PBS Downplays Weak Trump Charges, Pushes Potential Neo-Nazi, White Power Uprising

April 8th, 2023 6:50 AM

Former President Trump was arrested on 34 felony counts of bookkeeping fraud involving hush money and appeared in a Manhattan courtroom on Tuesday, as everyone in the world knows. Taxpayer-supported PBS made the most out of the case, devoting a half hour of its evening “news hour” to multiple angles on the indictment.

The dubious charges by Democratic New York district attorney Alvin Bragg involve years-old allegations that Trump falsified internal business records to conceal he was paying hush money via his lawyer to porn star Stormy Daniels -- charges even the press is finding rather lame.

(One exception: the New York Times, which tried to boost the spirits of its liberal readership in the online headline to legal reporter Charlie Savage's front-page story: “Analysis: A Surprise Accusation Bolsters a Risky Case Against Trump.” The "surprise": Charging Trump with trying to deceive state tax authorities.)

NewsHour host Amna Nawaz’s first guest was predictably hostile toward the defendant:

To give us a sense of what happened in that courtroom today, I'm joined by Andrea Bernstein. She covers democracy for ProPublica and Trump legal matters for NPR and is the author of "American Oligarchs: The Kushners, the Trumps, and the Marriage of Money and Power."

Author Bernstein didn’t question the flimsiness of the charges but implied some kind of punishment for Trump was long overdue:

So we have never – you know, so many people have asked me over the years, is he ever going to be indicted? Is he going to be held accountable? His company was of course convicted last year, but he hasn't been. And here's a case where the prosecutor stood up and said, the rule of law applies, the judge also treated the former president in that way, the rule of law applies, something that's happened in other countries, but never here….

A subsequent discussion of the actual merits of the case only gently hinted at its essential thinness, with former federal prosecutor Marc Agnifilo wondering about the vagueness of the specifics Trump is being accused of, calling it “a bare-bones indictment.”

Later, co-host Geoff Bennett and reporter Laura Barron-Lopez speculated about the dangers of right-wing, even neo-Nazi political violence in response:

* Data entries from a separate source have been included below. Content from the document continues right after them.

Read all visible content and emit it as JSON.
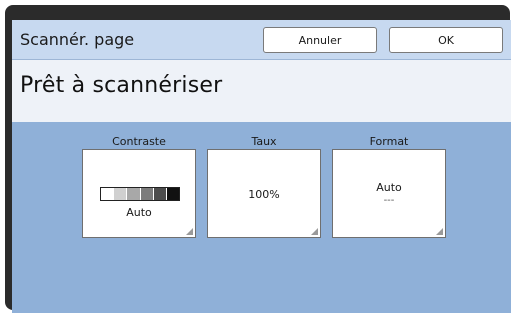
{
  "header": {
    "title": "Scannér. page",
    "cancel_label": "Annuler",
    "ok_label": "OK"
  },
  "status": {
    "message": "Prêt à scannériser"
  },
  "settings": {
    "contrast": {
      "label": "Contraste",
      "value": "Auto",
      "levels": [
        "#ffffff",
        "#d0d0d0",
        "#a8a8a8",
        "#7c7c7c",
        "#4d4d4d",
        "#111111"
      ]
    },
    "rate": {
      "label": "Taux",
      "value": "100%"
    },
    "format": {
      "label": "Format",
      "value": "Auto",
      "sub_value": "---"
    }
  },
  "colors": {
    "title_bar": "#c7d9f0",
    "status_bar": "#eef2f8",
    "panel_background": "#8fb0d8",
    "frame": "#2b2b2b"
  }
}
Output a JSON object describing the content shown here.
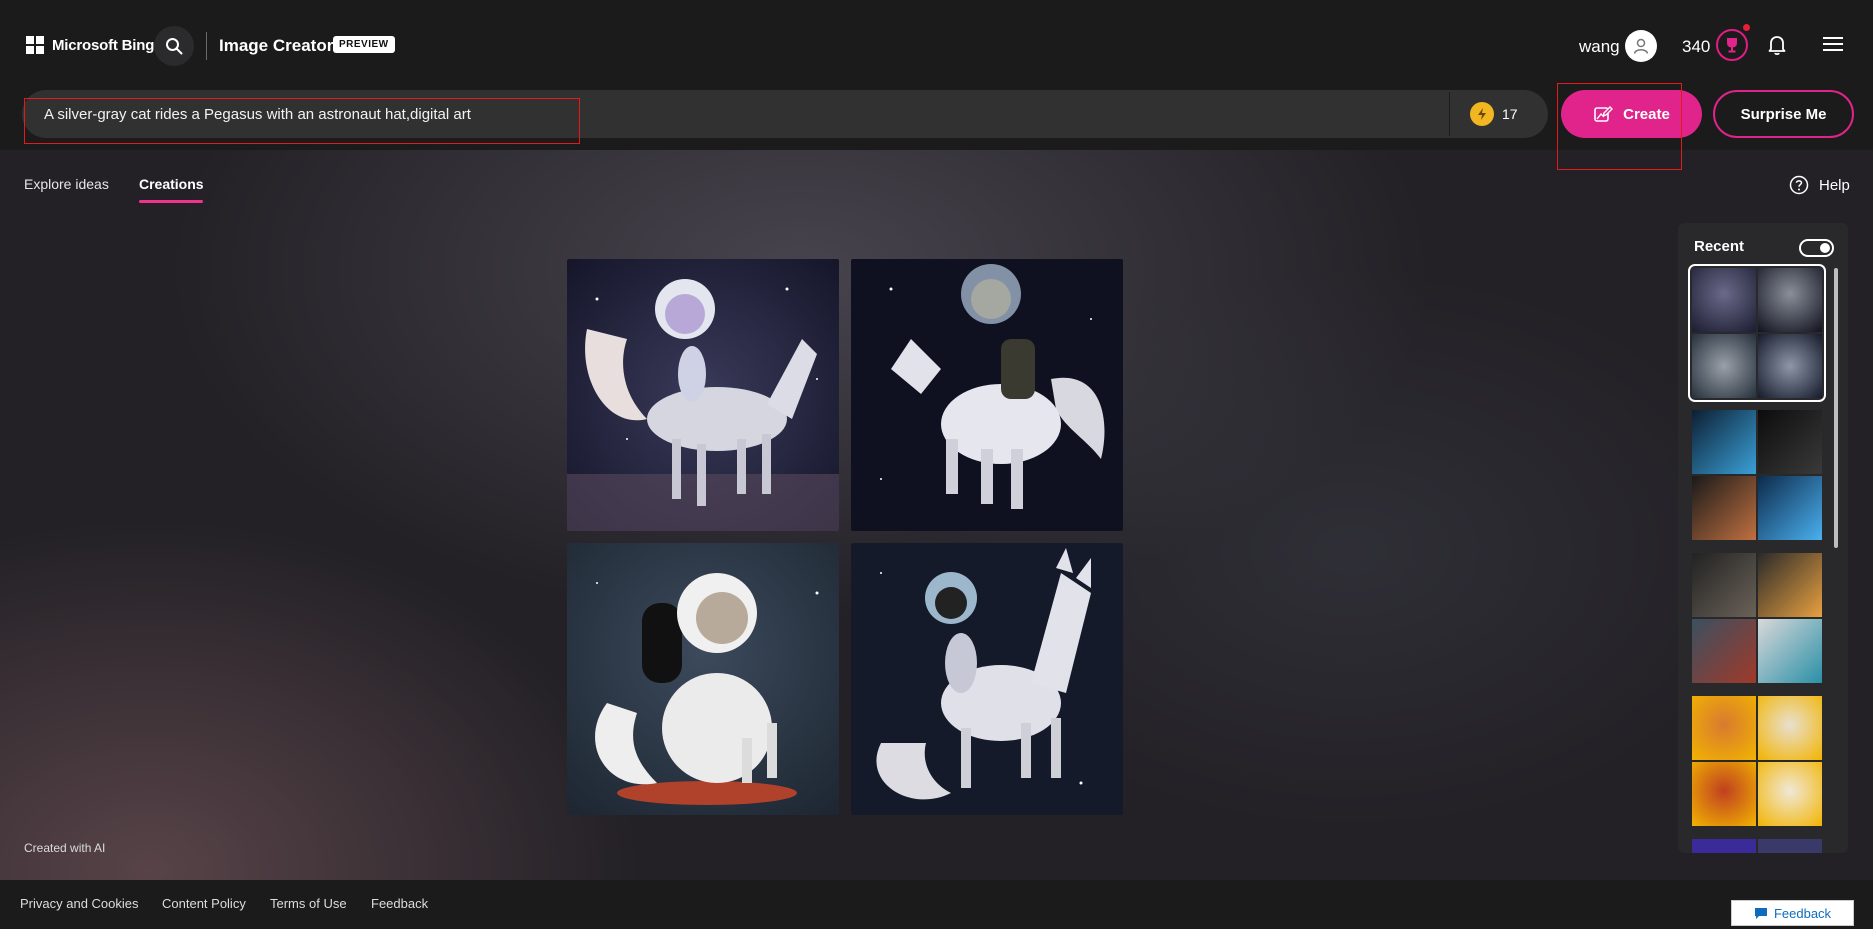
{
  "header": {
    "logo_text": "Microsoft Bing",
    "app_title": "Image Creator",
    "badge": "PREVIEW",
    "user_name": "wang",
    "points": "340"
  },
  "prompt": {
    "value": "A silver-gray cat rides a Pegasus with an astronaut hat,digital art",
    "boosts": "17",
    "create_label": "Create",
    "surprise_label": "Surprise Me"
  },
  "tabs": [
    {
      "label": "Explore ideas"
    },
    {
      "label": "Creations"
    }
  ],
  "help_label": "Help",
  "created_with_ai": "Created with AI",
  "recent": {
    "title": "Recent",
    "toggle_on": true
  },
  "footer": {
    "links": [
      "Privacy and Cookies",
      "Content Policy",
      "Terms of Use",
      "Feedback"
    ],
    "feedback_button": "Feedback"
  },
  "colors": {
    "accent": "#e0248b",
    "highlight_box": "#e41b1b",
    "boost_coin": "#f2b622"
  }
}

Geoff Bennett: Well, as we reported, Donald Trump supporters and anti-Trump protesters, they swarmed the streets outside the courthouse today. That was a spectacle. Beyond that, there are real concerns about the net effect of Donald Trump using this arrest and arraignment to rile up his supporters. You have been speaking to extremist experts about that. What do they have to say?

Barrón-López: So, the experts that I have been speaking to say that it's not necessarily that they're looking at violence to break out at a protest like the one that was held today, but that they're looking at right-wing extremism groups, white militias, neo-Nazis, essentially, the coordinated white power movement that has grown since 1983 and has really mobilized in the Trump era….

Exhausting every liberal-approved facet of the case, Bennett talked to hysterical presidential historian Michael Beschloss, who defended the weak indictment via his usual offensive comparisons. Beschloss compared valid complaints about a “partisan indictment” process to white supremacism.

….[Trump] will say that this is a partisan indictment only because there's a so-called Democratic prosecutor that's trying to get him. And that's something that also goes through American history. Think of two groups: White supremacist groups in the South would use political charges to go after black defendants or people who were trying to achieve civil rights and voting rights….

This bout of liberal hysteria was brought to you in part by BDO.